-- TRY IT --
The entries below are to be copied exactly, with every picture left out.

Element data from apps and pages
╔══
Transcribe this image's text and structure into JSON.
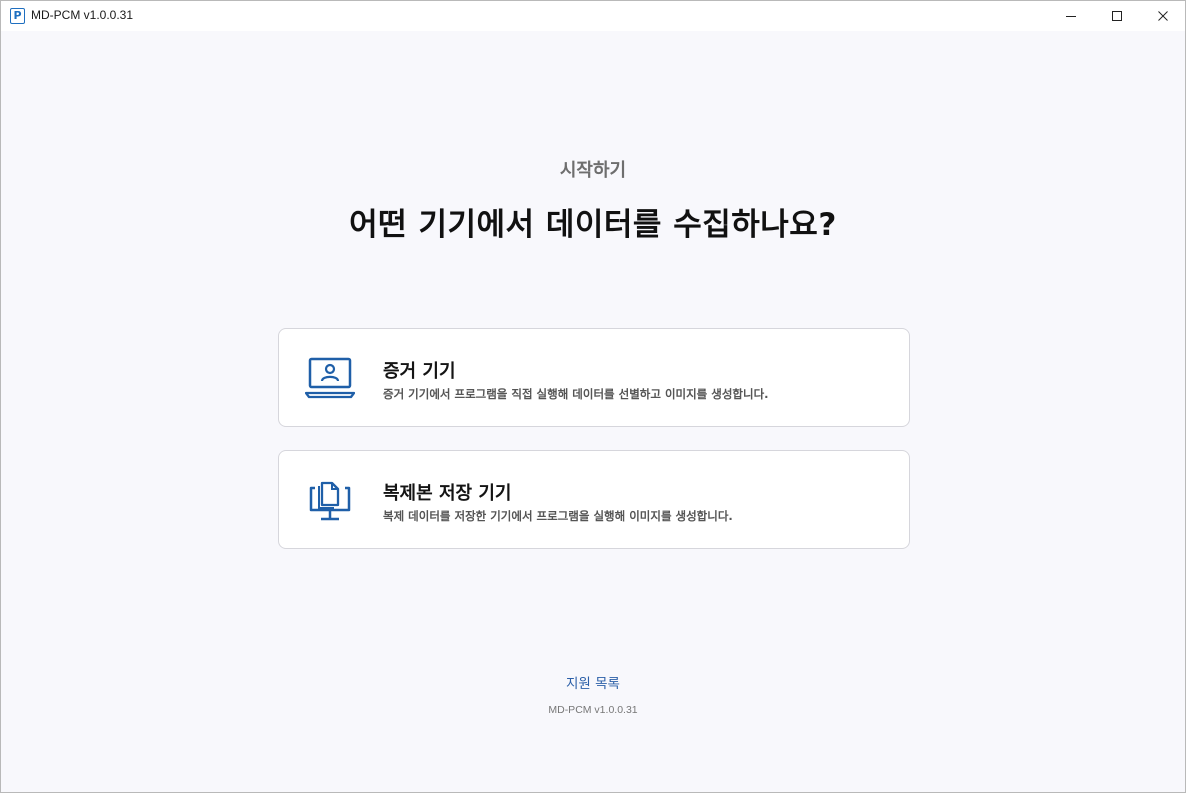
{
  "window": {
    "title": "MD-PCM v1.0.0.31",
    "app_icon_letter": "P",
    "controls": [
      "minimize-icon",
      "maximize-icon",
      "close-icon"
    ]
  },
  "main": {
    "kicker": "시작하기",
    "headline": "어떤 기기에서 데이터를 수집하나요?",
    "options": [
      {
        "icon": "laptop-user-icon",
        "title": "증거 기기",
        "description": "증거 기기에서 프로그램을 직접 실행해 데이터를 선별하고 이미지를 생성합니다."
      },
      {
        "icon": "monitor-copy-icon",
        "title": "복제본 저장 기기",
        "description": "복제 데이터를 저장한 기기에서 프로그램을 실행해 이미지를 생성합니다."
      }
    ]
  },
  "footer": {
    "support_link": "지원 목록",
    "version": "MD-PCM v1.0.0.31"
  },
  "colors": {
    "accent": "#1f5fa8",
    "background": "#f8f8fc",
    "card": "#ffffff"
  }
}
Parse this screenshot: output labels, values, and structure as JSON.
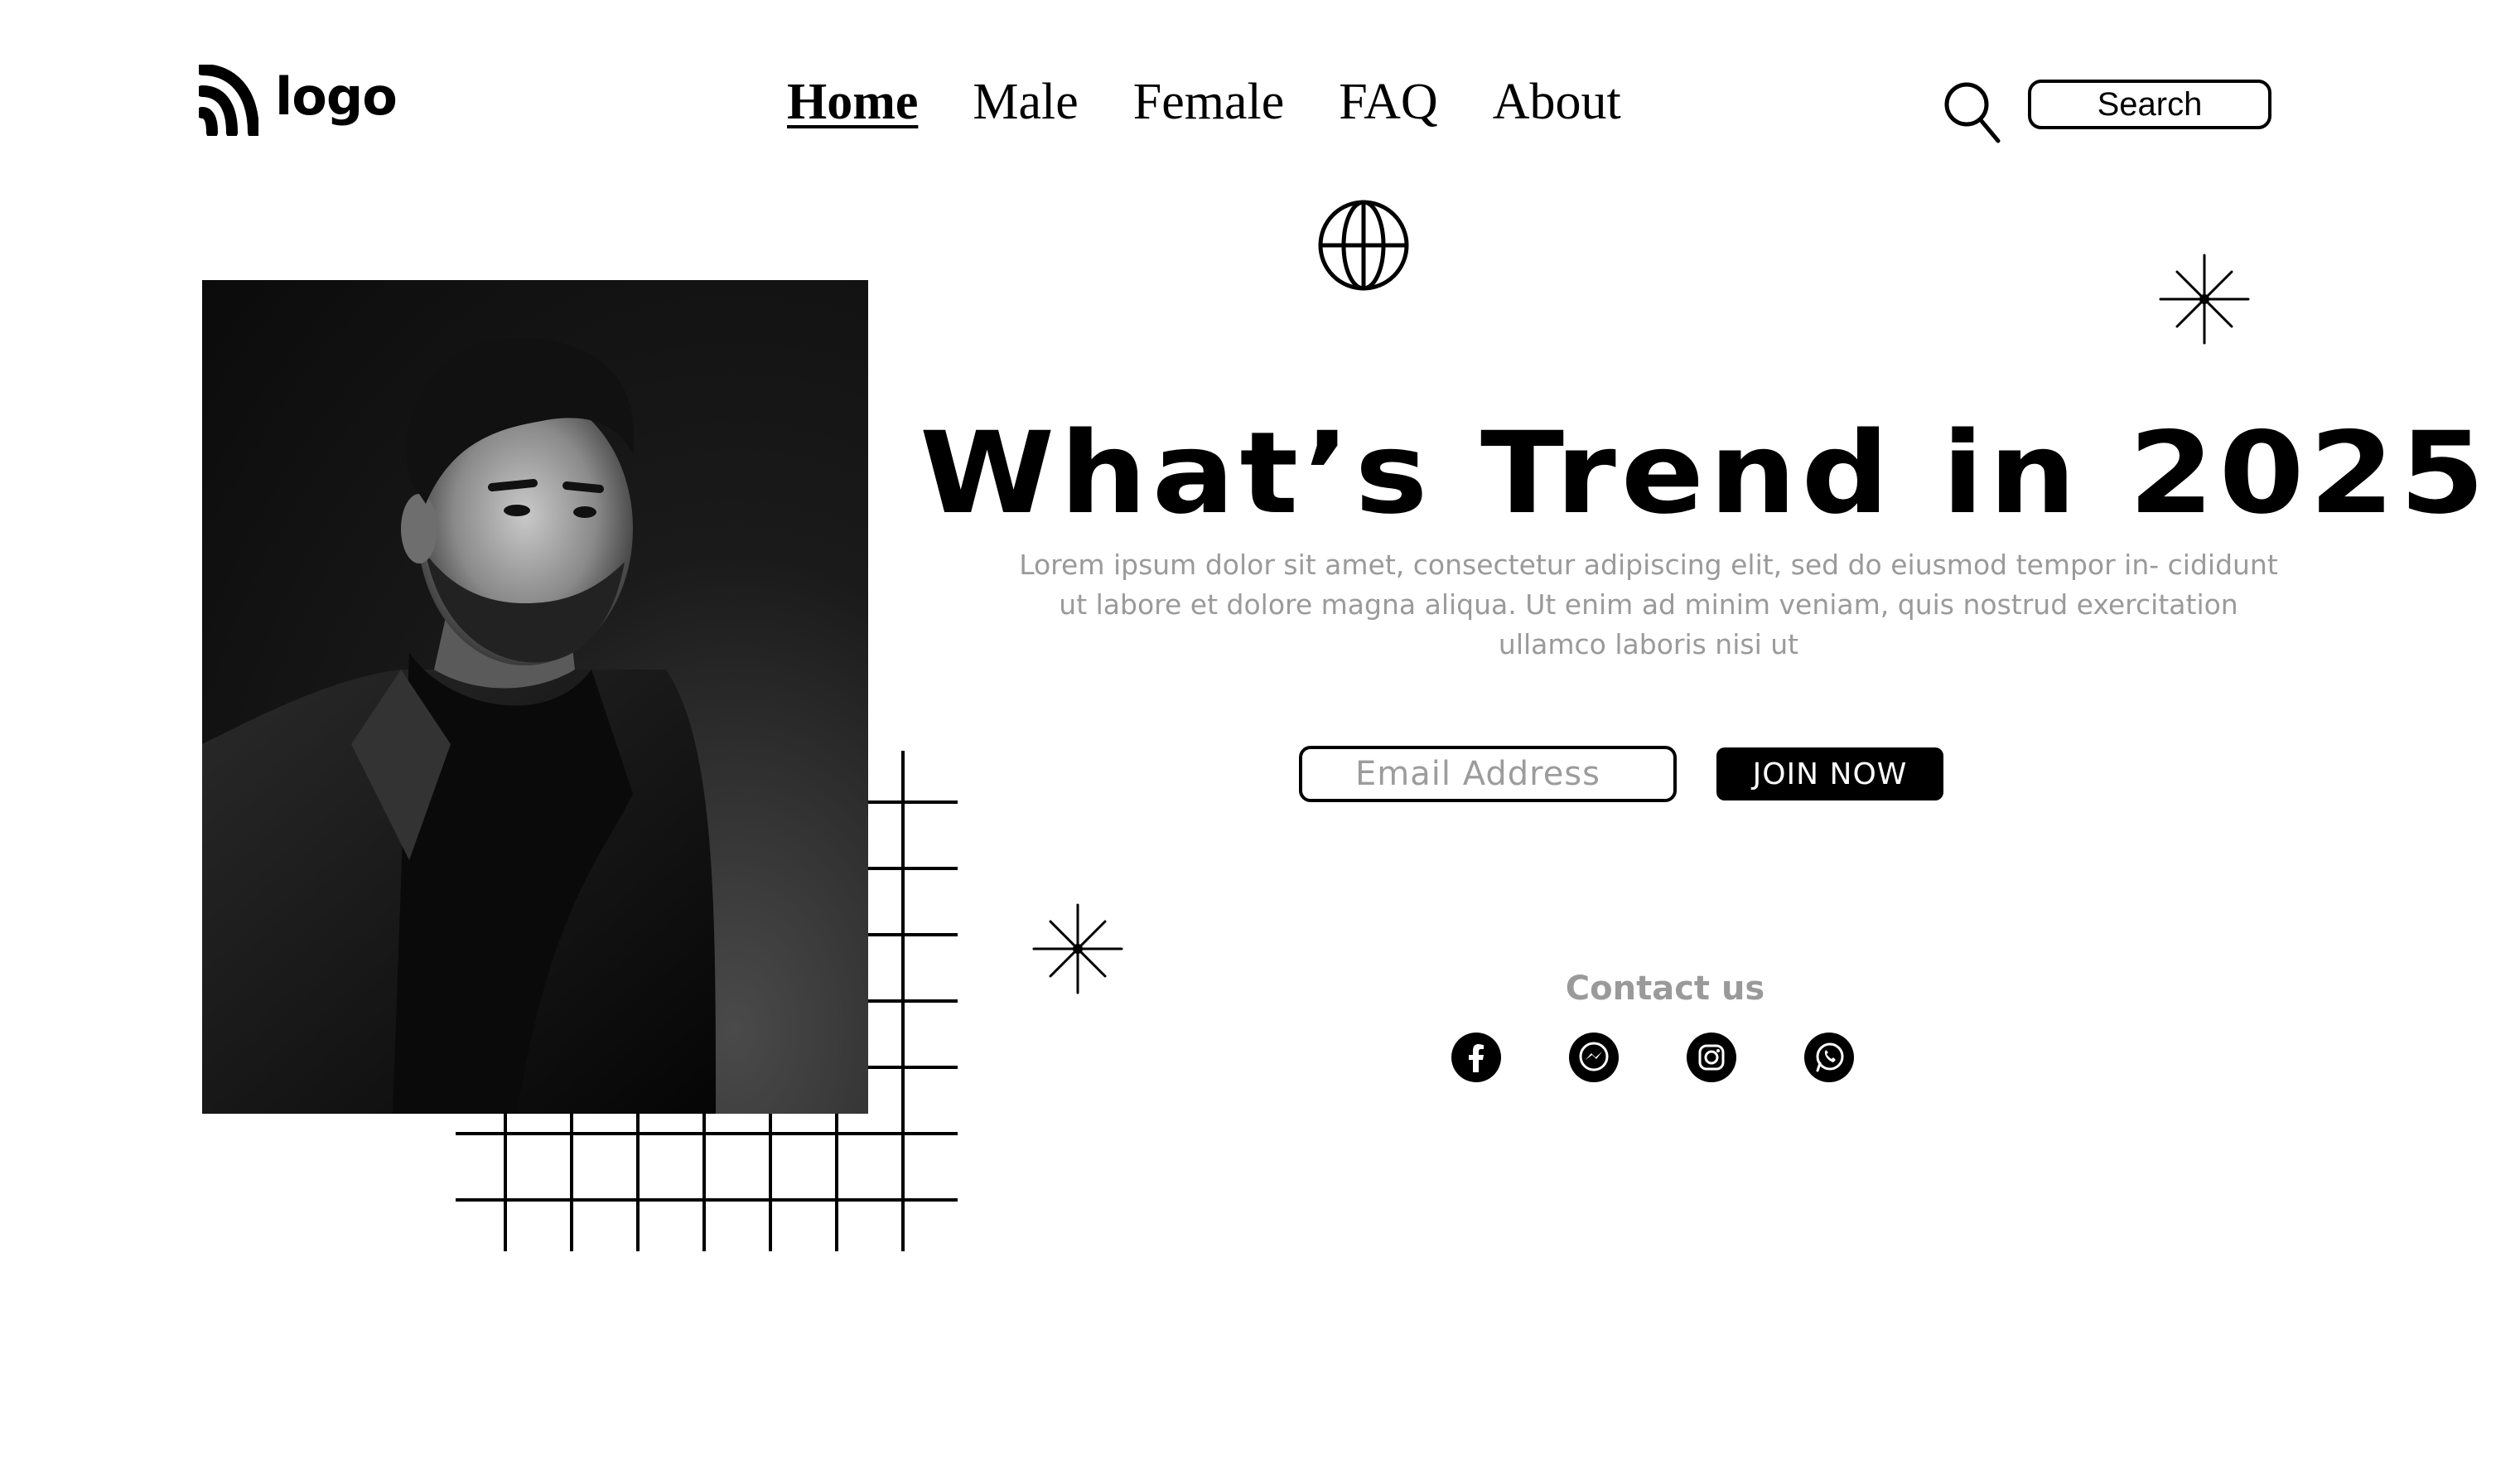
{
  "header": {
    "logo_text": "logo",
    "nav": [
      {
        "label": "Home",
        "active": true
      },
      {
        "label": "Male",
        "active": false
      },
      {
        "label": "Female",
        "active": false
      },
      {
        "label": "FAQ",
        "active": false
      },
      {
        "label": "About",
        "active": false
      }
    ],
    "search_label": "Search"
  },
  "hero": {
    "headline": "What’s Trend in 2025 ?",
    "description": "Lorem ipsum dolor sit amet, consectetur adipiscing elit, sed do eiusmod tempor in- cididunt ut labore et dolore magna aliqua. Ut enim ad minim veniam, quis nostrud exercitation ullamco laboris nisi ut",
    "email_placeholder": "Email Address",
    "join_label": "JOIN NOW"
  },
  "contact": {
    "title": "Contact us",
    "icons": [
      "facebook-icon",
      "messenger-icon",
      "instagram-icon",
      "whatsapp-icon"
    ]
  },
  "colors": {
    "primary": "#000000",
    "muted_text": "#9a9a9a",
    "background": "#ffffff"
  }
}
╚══
-- THE ANSWER --
Transcribe this image's text and structure into JSON.
{
  "window": {
    "title": "MD-PCM v1.0.0.31",
    "app_icon_letter": "P",
    "controls": [
      "minimize-icon",
      "maximize-icon",
      "close-icon"
    ]
  },
  "main": {
    "kicker": "시작하기",
    "headline": "어떤 기기에서 데이터를 수집하나요?",
    "options": [
      {
        "icon": "laptop-user-icon",
        "title": "증거 기기",
        "description": "증거 기기에서 프로그램을 직접 실행해 데이터를 선별하고 이미지를 생성합니다."
      },
      {
        "icon": "monitor-copy-icon",
        "title": "복제본 저장 기기",
        "description": "복제 데이터를 저장한 기기에서 프로그램을 실행해 이미지를 생성합니다."
      }
    ]
  },
  "footer": {
    "support_link": "지원 목록",
    "version": "MD-PCM v1.0.0.31"
  },
  "colors": {
    "accent": "#1f5fa8",
    "background": "#f8f8fc",
    "card": "#ffffff"
  }
}
Parse this screenshot: output labels, values, and structure as JSON.
{
  "header": {
    "logo_text": "logo",
    "nav": [
      {
        "label": "Home",
        "active": true
      },
      {
        "label": "Male",
        "active": false
      },
      {
        "label": "Female",
        "active": false
      },
      {
        "label": "FAQ",
        "active": false
      },
      {
        "label": "About",
        "active": false
      }
    ],
    "search_label": "Search"
  },
  "hero": {
    "headline": "What’s Trend in 2025 ?",
    "description": "Lorem ipsum dolor sit amet, consectetur adipiscing elit, sed do eiusmod tempor in- cididunt ut labore et dolore magna aliqua. Ut enim ad minim veniam, quis nostrud exercitation ullamco laboris nisi ut",
    "email_placeholder": "Email Address",
    "join_label": "JOIN NOW"
  },
  "contact": {
    "title": "Contact us",
    "icons": [
      "facebook-icon",
      "messenger-icon",
      "instagram-icon",
      "whatsapp-icon"
    ]
  },
  "colors": {
    "primary": "#000000",
    "muted_text": "#9a9a9a",
    "background": "#ffffff"
  }
}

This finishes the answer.